A Growing Brand

    Andy Brown talked to Richard Palmer-Jones from PJH Brand Management, the UK Golf Master Agent for Under Armour, about the company’s incredible success and what new products they will be launching this year.

    How many years have you been the main UK and European agent for Under Armour Inc?

    In the UK we are a master agent and provide a front-end service to Under Armour, so we have a sales team and also plan all of the products into the market place and write the marketing plans. Under Armour are the back end, the purchasing, the invoicing and logistics. In the European business we are actually the distributor so we purchase the product for Under Armour and sell and invoice it. That began in 2015 so we are just a year into it and in the UK we have been doing it for eight and a half years, myself and my business partner Neil Heslop.

    Is Autumn/Winter an important market for you?

    For the last four years we have been the number one winter apparel brand so people do look to us for winter and we have quite a few key new technologies. The one we are most excited about is in the rainwear category and we have two in that area; one in the premium end where we have a partnership with Gore. We are bringing to the market the first ever full stretch pack light rain suit. People have used pack light with bits of stretch in it, but no one has ever taken the whole garment and made it for everything, trouser and top stretch. In our mid-price we have our Storm 3, which is our own technology rainwear which will RRP for around £195.

    We invented base layers as a category, the golfer has turned to us in winter to give them that ‘extra skin’ that kept them warm; that continues to be a big part of our business. We have 60 per cent of that market place. That was how we started, but from that we built up a whole cold gear collection and our number two product is our cold gear trousers which gives you a normal looking trouser you could go to work in that but is wind resistant, thermal, stretchable and breathable.

    How is the brand performing?

    Globally Under Armour is 19 years old as a brand and we’ve had 22 consecutive quarters with growth; we’ve never had a recession. We are approaching $4 billion as a company this year and within that golf is the fastest growing sports category, which is great. This will be our second year running that we have grown over 30 per cent in golf in the UK. To be such a large part of the market and for the customers to reward us with more business is fantastic and not something that we take for granted. It’s a real ‘pinch me’ moment for the brand as every part of the business is exploding, not just one section or one part of the world. We think we have the next great sports brand.

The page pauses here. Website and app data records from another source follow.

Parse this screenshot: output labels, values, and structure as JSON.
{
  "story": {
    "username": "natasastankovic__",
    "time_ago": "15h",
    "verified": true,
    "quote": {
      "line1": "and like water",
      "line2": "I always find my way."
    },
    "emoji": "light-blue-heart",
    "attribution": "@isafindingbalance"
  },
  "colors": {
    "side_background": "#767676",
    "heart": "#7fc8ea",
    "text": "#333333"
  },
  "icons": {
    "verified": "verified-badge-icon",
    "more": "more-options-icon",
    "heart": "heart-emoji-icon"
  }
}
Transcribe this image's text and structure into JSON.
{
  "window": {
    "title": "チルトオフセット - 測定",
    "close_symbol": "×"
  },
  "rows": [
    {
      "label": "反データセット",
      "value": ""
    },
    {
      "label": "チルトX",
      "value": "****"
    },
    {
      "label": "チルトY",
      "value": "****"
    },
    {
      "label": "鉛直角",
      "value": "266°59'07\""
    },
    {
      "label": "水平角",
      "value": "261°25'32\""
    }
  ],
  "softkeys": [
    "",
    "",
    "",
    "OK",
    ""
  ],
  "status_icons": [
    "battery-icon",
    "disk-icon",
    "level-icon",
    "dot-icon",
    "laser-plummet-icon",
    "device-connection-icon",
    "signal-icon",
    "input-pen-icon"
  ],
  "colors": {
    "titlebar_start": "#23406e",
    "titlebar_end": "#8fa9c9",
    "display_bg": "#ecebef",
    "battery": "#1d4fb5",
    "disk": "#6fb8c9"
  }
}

    Will you be entering into new categories?

    Until Spring 16 the only category we exist in is men’s golf apparel and golf wear and in the last 12 months we are number two market share brand in value. We are going into the women and kids market and while these categories might not be as big as the men’s market, there are still women and children who want to wear Under Armour and from the end of February 2016 they will have that opportunity. That gives us an expansion and we will also be launching golf footwear.

    What message would you like to give to the golf pros?

    The golf pro is huge for us, the first orders that we ever took were from the golf pros. They are the lion’s share of our business and we introduced a very different business model in the sense that we didn’t give discounts for the more someone bought, we gave a fair price and people could buy whatever they wanted. We created a level playing field for the big and small guys to carry our products and our promise was simply to create better products year on year.

    It is incredibly exciting to be involved in this brand at this time, but we don’t take it for granted. Next year we plan to grow 45 per cent in the golf market and we believe that we can do that. We thank the people that read your magazine as, without them, we haven’t got a business and we want to be a big part of their business and help them be a success.